Could you please reproduce all the records below exactly, leaving out the images?

Element data from apps and pages
****************************************
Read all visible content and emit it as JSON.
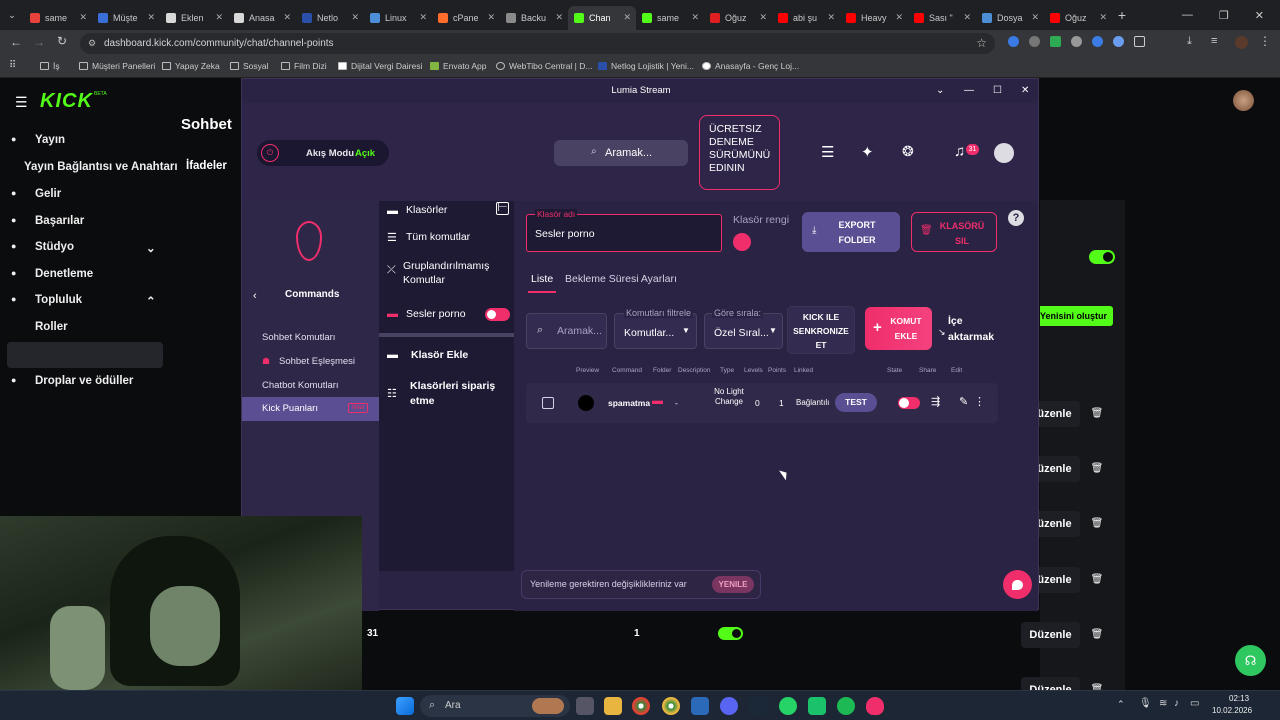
{
  "browser": {
    "tabs": [
      {
        "label": "same",
        "color": "#e8423b"
      },
      {
        "label": "Müşte",
        "color": "#3b6fd8"
      },
      {
        "label": "Eklen",
        "color": "#d8d8d8"
      },
      {
        "label": "Anasa",
        "color": "#d8d8d8"
      },
      {
        "label": "Netlo",
        "color": "#2a4fa8"
      },
      {
        "label": "Linux",
        "color": "#4d8fd6"
      },
      {
        "label": "cPane",
        "color": "#ff6c2c"
      },
      {
        "label": "Backu",
        "color": "#8a8a8a"
      },
      {
        "label": "Chan",
        "color": "#53fc18"
      },
      {
        "label": "same",
        "color": "#53fc18"
      },
      {
        "label": "Oğuz",
        "color": "#e02020"
      },
      {
        "label": "abi şu",
        "color": "#ff0000"
      },
      {
        "label": "Heavy",
        "color": "#ff0000"
      },
      {
        "label": "Sası \"",
        "color": "#ff0000"
      },
      {
        "label": "Dosya",
        "color": "#4d8fd6"
      },
      {
        "label": "Oğuz",
        "color": "#ff0000"
      }
    ],
    "active_tab": 8,
    "url": "dashboard.kick.com/community/chat/channel-points",
    "bookmarks": [
      "İş",
      "Müşteri Panelleri",
      "Yapay Zeka",
      "Sosyal",
      "Film Dizi",
      "Dijital Vergi Dairesi",
      "Envato App",
      "WebTibo Central | D...",
      "Netlog Lojistik | Yeni...",
      "Anasayfa - Genç Loj..."
    ]
  },
  "kick": {
    "logo": "KICK",
    "logo_badge": "BETA",
    "sidebar": [
      {
        "label": "Yayın",
        "icon": "broadcast-icon"
      },
      {
        "label": "Yayın Bağlantısı ve Anahtarı",
        "icon": ""
      },
      {
        "label": "Gelir",
        "icon": "revenue-icon"
      },
      {
        "label": "Başarılar",
        "icon": "trophy-icon"
      },
      {
        "label": "Stüdyo",
        "icon": "studio-icon"
      },
      {
        "label": "Denetleme",
        "icon": "wrench-icon"
      },
      {
        "label": "Topluluk",
        "icon": "community-icon"
      },
      {
        "label": "Roller",
        "icon": ""
      },
      {
        "label": "Sohbet",
        "icon": ""
      },
      {
        "label": "Droplar ve ödüller",
        "icon": "drops-icon"
      }
    ],
    "page_title": "Sohbet",
    "subtab": "İfadeler",
    "create_new": "Yenisini oluştur",
    "row_number": "31",
    "row_value": "1",
    "edit_label": "Düzenle"
  },
  "lumia": {
    "window_title": "Lumia Stream",
    "stream_mode_label": "Akış Modu",
    "stream_mode_state": "Açık",
    "search_label": "Aramak...",
    "trial_text": "ÜCRETSIZ DENEME SÜRÜMÜNÜ EDININ",
    "notif_count": "31",
    "nav_title": "Commands",
    "nav_items": [
      "Sohbet Komutları",
      "Sohbet Eşleşmesi",
      "Chatbot Komutları",
      "Kick Puanları"
    ],
    "nav_new_badge": "New",
    "folders_header": "Klasörler",
    "folder_items": [
      "Tüm komutlar",
      "Gruplandırılmamış Komutlar",
      "Sesler porno"
    ],
    "add_folder": "Klasör Ekle",
    "sort_folders": "Klasörleri sipariş etme",
    "folder_name_label": "Klasör adı",
    "folder_name_value": "Sesler porno",
    "folder_color_label": "Klasör rengi",
    "folder_color": "#ef2e6b",
    "export_folder": "EXPORT FOLDER",
    "delete_folder": "KLASÖRÜ SIL",
    "tab_list": "Liste",
    "tab_cooldown": "Bekleme Süresi Ayarları",
    "filter_search": "Aramak...",
    "filter_label": "Komutları filtrele",
    "filter_value": "Komutlar...",
    "sort_label": "Göre sırala:",
    "sort_value": "Özel Sıral...",
    "sync_kick": "KICK ILE SENKRONIZE ET",
    "add_command": "KOMUT EKLE",
    "import": "İçe aktarmak",
    "columns": [
      "Preview",
      "Command",
      "Folder",
      "Description",
      "Type",
      "Levels",
      "Points",
      "Linked",
      "State",
      "Share",
      "Edit"
    ],
    "row": {
      "command": "spamatma",
      "description": "-",
      "type": "No Light Change",
      "levels": "0",
      "points": "1",
      "linked": "Bağlantılı",
      "test": "TEST"
    },
    "pending_changes": "Yenileme gerektiren değişiklikleriniz var",
    "refresh": "YENILE"
  },
  "taskbar": {
    "search": "Ara",
    "time": "02:13",
    "date": "10.02.2026"
  }
}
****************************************
OUTPUT OF THE TASK:
Read all visible content and emit it as JSON.
{
  "browser": {
    "tabs": [
      {
        "label": "same",
        "color": "#e8423b"
      },
      {
        "label": "Müşte",
        "color": "#3b6fd8"
      },
      {
        "label": "Eklen",
        "color": "#d8d8d8"
      },
      {
        "label": "Anasa",
        "color": "#d8d8d8"
      },
      {
        "label": "Netlo",
        "color": "#2a4fa8"
      },
      {
        "label": "Linux",
        "color": "#4d8fd6"
      },
      {
        "label": "cPane",
        "color": "#ff6c2c"
      },
      {
        "label": "Backu",
        "color": "#8a8a8a"
      },
      {
        "label": "Chan",
        "color": "#53fc18"
      },
      {
        "label": "same",
        "color": "#53fc18"
      },
      {
        "label": "Oğuz",
        "color": "#e02020"
      },
      {
        "label": "abi şu",
        "color": "#ff0000"
      },
      {
        "label": "Heavy",
        "color": "#ff0000"
      },
      {
        "label": "Sası \"",
        "color": "#ff0000"
      },
      {
        "label": "Dosya",
        "color": "#4d8fd6"
      },
      {
        "label": "Oğuz",
        "color": "#ff0000"
      }
    ],
    "active_tab": 8,
    "url": "dashboard.kick.com/community/chat/channel-points",
    "bookmarks": [
      "İş",
      "Müşteri Panelleri",
      "Yapay Zeka",
      "Sosyal",
      "Film Dizi",
      "Dijital Vergi Dairesi",
      "Envato App",
      "WebTibo Central | D...",
      "Netlog Lojistik | Yeni...",
      "Anasayfa - Genç Loj..."
    ]
  },
  "kick": {
    "logo": "KICK",
    "logo_badge": "BETA",
    "sidebar": [
      {
        "label": "Yayın",
        "icon": "broadcast-icon"
      },
      {
        "label": "Yayın Bağlantısı ve Anahtarı",
        "icon": ""
      },
      {
        "label": "Gelir",
        "icon": "revenue-icon"
      },
      {
        "label": "Başarılar",
        "icon": "trophy-icon"
      },
      {
        "label": "Stüdyo",
        "icon": "studio-icon"
      },
      {
        "label": "Denetleme",
        "icon": "wrench-icon"
      },
      {
        "label": "Topluluk",
        "icon": "community-icon"
      },
      {
        "label": "Roller",
        "icon": ""
      },
      {
        "label": "Sohbet",
        "icon": ""
      },
      {
        "label": "Droplar ve ödüller",
        "icon": "drops-icon"
      }
    ],
    "page_title": "Sohbet",
    "subtab": "İfadeler",
    "create_new": "Yenisini oluştur",
    "row_number": "31",
    "row_value": "1",
    "edit_label": "Düzenle"
  },
  "lumia": {
    "window_title": "Lumia Stream",
    "stream_mode_label": "Akış Modu",
    "stream_mode_state": "Açık",
    "search_label": "Aramak...",
    "trial_text": "ÜCRETSIZ DENEME SÜRÜMÜNÜ EDININ",
    "notif_count": "31",
    "nav_title": "Commands",
    "nav_items": [
      "Sohbet Komutları",
      "Sohbet Eşleşmesi",
      "Chatbot Komutları",
      "Kick Puanları"
    ],
    "nav_new_badge": "New",
    "folders_header": "Klasörler",
    "folder_items": [
      "Tüm komutlar",
      "Gruplandırılmamış Komutlar",
      "Sesler porno"
    ],
    "add_folder": "Klasör Ekle",
    "sort_folders": "Klasörleri sipariş etme",
    "folder_name_label": "Klasör adı",
    "folder_name_value": "Sesler porno",
    "folder_color_label": "Klasör rengi",
    "folder_color": "#ef2e6b",
    "export_folder": "EXPORT FOLDER",
    "delete_folder": "KLASÖRÜ SIL",
    "tab_list": "Liste",
    "tab_cooldown": "Bekleme Süresi Ayarları",
    "filter_search": "Aramak...",
    "filter_label": "Komutları filtrele",
    "filter_value": "Komutlar...",
    "sort_label": "Göre sırala:",
    "sort_value": "Özel Sıral...",
    "sync_kick": "KICK ILE SENKRONIZE ET",
    "add_command": "KOMUT EKLE",
    "import": "İçe aktarmak",
    "columns": [
      "Preview",
      "Command",
      "Folder",
      "Description",
      "Type",
      "Levels",
      "Points",
      "Linked",
      "State",
      "Share",
      "Edit"
    ],
    "row": {
      "command": "spamatma",
      "description": "-",
      "type": "No Light Change",
      "levels": "0",
      "points": "1",
      "linked": "Bağlantılı",
      "test": "TEST"
    },
    "pending_changes": "Yenileme gerektiren değişiklikleriniz var",
    "refresh": "YENILE"
  },
  "taskbar": {
    "search": "Ara",
    "time": "02:13",
    "date": "10.02.2026"
  }
}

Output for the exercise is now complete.